Balancing work and life is particularly difficult for employees who have a responsibility to take care of young children or elderly relatives. It isn’t always possible to take time off work for family leave to care for those who need us. If an employee is fortunate, their employer may provide policies that allow for this. However, this isn’t always the case.
Some protection for employees is provided under the Family and Medical Leave Act, which provides that employers that employ 50 workers or more to provide up to 12 or 26 weeks of unpaid leave per year for specific reasons. Under the Family and Medical Leave Act, employers must not discriminate against employers who need to use this leave, nor can they discharge them.
However, for employees in the State of Georgia, there is only this federal act to protect them. This has resulted in problems for employees. Although employers cannot stop their workers from taking leave, employees must provide relevant documentation to support their claim in the case of a reluctant superior. While officially, retaliation against an employee is prohibited— there is no State law to protect against this occurring. In addition, employees in smaller businesses (with less than fifty workers) enjoy no protection at all and are subject to the caprices of their employers. However, in case of a violation of the Act, an employee is not obliged to file a claim with the Equal Employment Opportunity Commission before launching a legal claim.
In Georgia, employees have found it necessary to take action against employers, or former employers. Action occurs when employee believe that they have been discriminated against, or that retaliatory action has been taken against them for exercising their right to take leave under the Family and Medical Leave Act. However, they are not always successful. One example is Wright v Aramark Corporation.
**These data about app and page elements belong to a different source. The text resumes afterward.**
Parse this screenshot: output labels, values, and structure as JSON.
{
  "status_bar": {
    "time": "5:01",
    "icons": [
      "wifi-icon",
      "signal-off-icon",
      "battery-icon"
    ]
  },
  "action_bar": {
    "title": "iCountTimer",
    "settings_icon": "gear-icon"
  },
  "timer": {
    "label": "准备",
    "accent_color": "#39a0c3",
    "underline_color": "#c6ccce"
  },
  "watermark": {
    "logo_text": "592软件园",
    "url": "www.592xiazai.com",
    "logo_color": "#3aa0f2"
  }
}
In this case, the plaintiff alleged that she had been bullied and discriminated against. She said she suffered hostility for taking leave under the Act.
Where employees do succeed in proving a claim against their employer, they are likely to be awarded twice the amount of their lost salary—in addition to expenses such as insurance payments. In Lightfoot v Herr County School District of Atlanta, the plaintiff (a school teacher in Georgia) was fired after using the Act to take leave for urgent medical treatment. The decision of the 11th Circuit Court of Appeals in the plaintiff’s favor is a positive result for employees in the public sector. The court ruled that public schools must conform to federal employment law.
Yet victory for employees who are discriminated against for taking family leave is rare. Many employers do violate the Act, and the criteria for being able to take leave is stringent. The law is complicated and professional guidance is a requisite. If you find yourself in need of this guidance, please contact PCW Law Firm with any questions.